------ INFORMATION SHOWN

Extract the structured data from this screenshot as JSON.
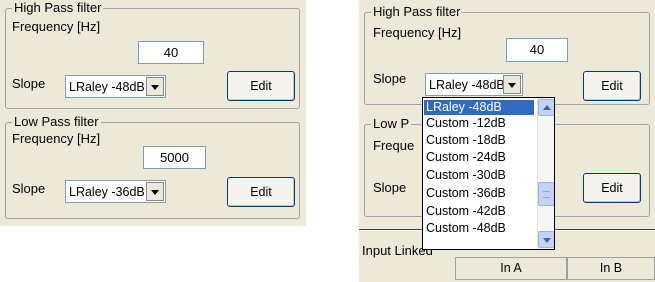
{
  "left": {
    "highpass": {
      "title": "High Pass filter",
      "freq_label": "Frequency [Hz]",
      "freq_value": "40",
      "slope_label": "Slope",
      "slope_value": "LRaley -48dB",
      "edit_label": "Edit"
    },
    "lowpass": {
      "title": "Low Pass filter",
      "freq_label": "Frequency [Hz]",
      "freq_value": "5000",
      "slope_label": "Slope",
      "slope_value": "LRaley -36dB",
      "edit_label": "Edit"
    }
  },
  "right": {
    "highpass": {
      "title": "High Pass filter",
      "freq_label": "Frequency [Hz]",
      "freq_value": "40",
      "slope_label": "Slope",
      "slope_value": "LRaley -48dB",
      "edit_label": "Edit"
    },
    "lowpass": {
      "title_partial": "Low P",
      "freq_label_partial": "Freque",
      "slope_label": "Slope",
      "edit_label": "Edit"
    },
    "dropdown": {
      "items": [
        "LRaley -48dB",
        "Custom -12dB",
        "Custom -18dB",
        "Custom -24dB",
        "Custom -30dB",
        "Custom -36dB",
        "Custom -42dB",
        "Custom -48dB"
      ],
      "selected_index": 0
    },
    "input_linked_label": "Input Linked",
    "input_buttons": [
      "In A",
      "In B"
    ]
  }
}
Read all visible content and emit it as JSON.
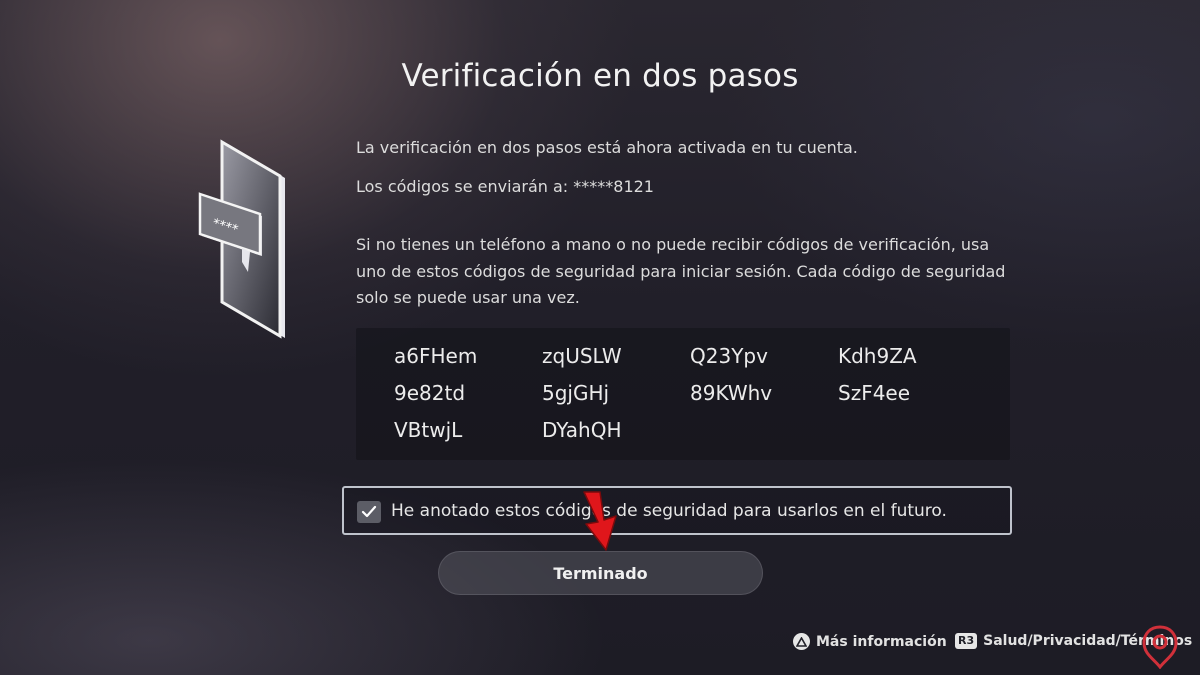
{
  "title": "Verificación en dos pasos",
  "status_line": "La verificación en dos pasos está ahora activada en tu cuenta.",
  "codes_sent_line": "Los códigos se enviarán a: *****8121",
  "info_paragraph": "Si no tienes un teléfono a mano o no puede recibir códigos de verificación, usa uno de estos códigos de seguridad para iniciar sesión. Cada código de seguridad solo se puede usar una vez.",
  "security_codes": [
    "a6FHem",
    "zqUSLW",
    "Q23Ypv",
    "Kdh9ZA",
    "9e82td",
    "5gjGHj",
    "89KWhv",
    "SzF4ee",
    "VBtwjL",
    "DYahQH"
  ],
  "checkbox": {
    "label": "He anotado estos códigos de seguridad para usarlos en el futuro.",
    "checked": true
  },
  "done_button": "Terminado",
  "footer": {
    "more_info": "Más información",
    "r3_badge": "R3",
    "health_privacy_terms": "Salud/Privacidad/Términos"
  },
  "icons": {
    "illustration": "phone-sms-icon",
    "check": "check-icon",
    "triangle_button": "triangle-button-icon",
    "arrow": "red-arrow-icon"
  },
  "colors": {
    "arrow": "#e0161b",
    "watermark": "#d0303a"
  }
}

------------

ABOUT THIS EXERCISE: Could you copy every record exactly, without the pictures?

RESULT FOR THIS EXERCISE:
Extract the structured data from this screenshot as JSON.
{
  "left": {
    "highpass": {
      "title": "High Pass filter",
      "freq_label": "Frequency [Hz]",
      "freq_value": "40",
      "slope_label": "Slope",
      "slope_value": "LRaley -48dB",
      "edit_label": "Edit"
    },
    "lowpass": {
      "title": "Low Pass filter",
      "freq_label": "Frequency [Hz]",
      "freq_value": "5000",
      "slope_label": "Slope",
      "slope_value": "LRaley -36dB",
      "edit_label": "Edit"
    }
  },
  "right": {
    "highpass": {
      "title": "High Pass filter",
      "freq_label": "Frequency [Hz]",
      "freq_value": "40",
      "slope_label": "Slope",
      "slope_value": "LRaley -48dB",
      "edit_label": "Edit"
    },
    "lowpass": {
      "title_partial": "Low P",
      "freq_label_partial": "Freque",
      "slope_label": "Slope",
      "edit_label": "Edit"
    },
    "dropdown": {
      "items": [
        "LRaley -48dB",
        "Custom -12dB",
        "Custom -18dB",
        "Custom -24dB",
        "Custom -30dB",
        "Custom -36dB",
        "Custom -42dB",
        "Custom -48dB"
      ],
      "selected_index": 0
    },
    "input_linked_label": "Input Linked",
    "input_buttons": [
      "In A",
      "In B"
    ]
  }
}
Read all visible content and emit it as JSON.
{
  "title": "Verificación en dos pasos",
  "status_line": "La verificación en dos pasos está ahora activada en tu cuenta.",
  "codes_sent_line": "Los códigos se enviarán a: *****8121",
  "info_paragraph": "Si no tienes un teléfono a mano o no puede recibir códigos de verificación, usa uno de estos códigos de seguridad para iniciar sesión. Cada código de seguridad solo se puede usar una vez.",
  "security_codes": [
    "a6FHem",
    "zqUSLW",
    "Q23Ypv",
    "Kdh9ZA",
    "9e82td",
    "5gjGHj",
    "89KWhv",
    "SzF4ee",
    "VBtwjL",
    "DYahQH"
  ],
  "checkbox": {
    "label": "He anotado estos códigos de seguridad para usarlos en el futuro.",
    "checked": true
  },
  "done_button": "Terminado",
  "footer": {
    "more_info": "Más información",
    "r3_badge": "R3",
    "health_privacy_terms": "Salud/Privacidad/Términos"
  },
  "icons": {
    "illustration": "phone-sms-icon",
    "check": "check-icon",
    "triangle_button": "triangle-button-icon",
    "arrow": "red-arrow-icon"
  },
  "colors": {
    "arrow": "#e0161b",
    "watermark": "#d0303a"
  }
}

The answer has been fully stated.